After being guest lecturer at Princeton and Harvard (among others), awarded a professorship at Brooklyn College in New York City.

Arendt becomes corresponding member of the Deutsche Akademie für Sprache und Dichtung. In her investigation "The Human Condition" she describes three kinds of human activity: labour, work, and action, and the revaluation of working in modern times to the disadvantage of political freedom of action.

Lessing Award from the city of Hamburg.

Reports of the Eichmann trial in Jerusalem for the New Yorker magazine. Her contributions are controversial, in particular her descriptions of the Jewish Council's behaviour and of Adolf Eichmann and his motivation.

Her articles published as "Eichmann in Jerusalem. A report on the banality of evil". Her investigation on the conditions of a solid grounding of political freedom is published under the title "On Revolution".

Professorship at the University of Chicago.

Beginning of the friendship with author Uwe Johnson.

Professorship at the New School for Social Research in New York City.

Elected as vice president of the Institute for Arts and Letters.

Publication of "On Violence".

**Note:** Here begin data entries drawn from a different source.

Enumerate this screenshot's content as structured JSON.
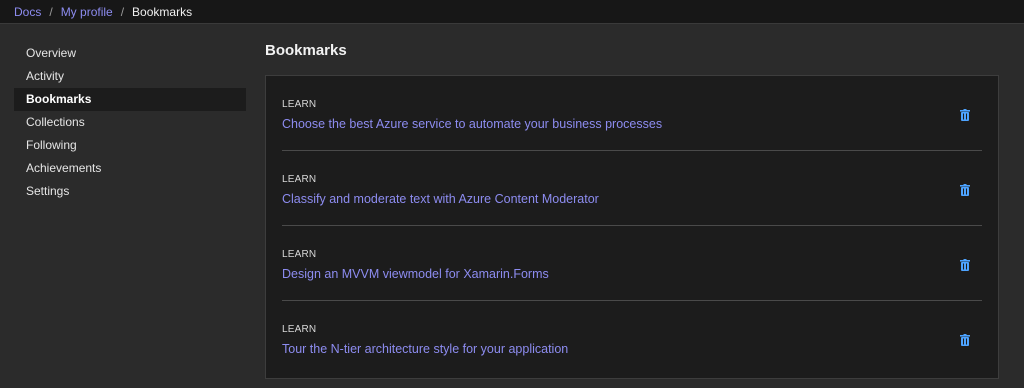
{
  "breadcrumb": {
    "items": [
      "Docs",
      "My profile"
    ],
    "separator": "/",
    "current": "Bookmarks"
  },
  "sidebar": {
    "items": [
      {
        "label": "Overview",
        "active": false
      },
      {
        "label": "Activity",
        "active": false
      },
      {
        "label": "Bookmarks",
        "active": true
      },
      {
        "label": "Collections",
        "active": false
      },
      {
        "label": "Following",
        "active": false
      },
      {
        "label": "Achievements",
        "active": false
      },
      {
        "label": "Settings",
        "active": false
      }
    ]
  },
  "main": {
    "title": "Bookmarks",
    "bookmarks": [
      {
        "category": "LEARN",
        "title": "Choose the best Azure service to automate your business processes",
        "delete_icon": "trash-icon"
      },
      {
        "category": "LEARN",
        "title": "Classify and moderate text with Azure Content Moderator",
        "delete_icon": "trash-icon"
      },
      {
        "category": "LEARN",
        "title": "Design an MVVM viewmodel for Xamarin.Forms",
        "delete_icon": "trash-icon"
      },
      {
        "category": "LEARN",
        "title": "Tour the N-tier architecture style for your application",
        "delete_icon": "trash-icon"
      }
    ]
  },
  "colors": {
    "link": "#8d8cf0",
    "icon_accent": "#4da3ff",
    "background": "#2b2b2b",
    "card_background": "#1c1c1c"
  }
}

Arendt appointed full member of the board of directors of the American PEN Center.

4 December: Hannah Arendt died in New York.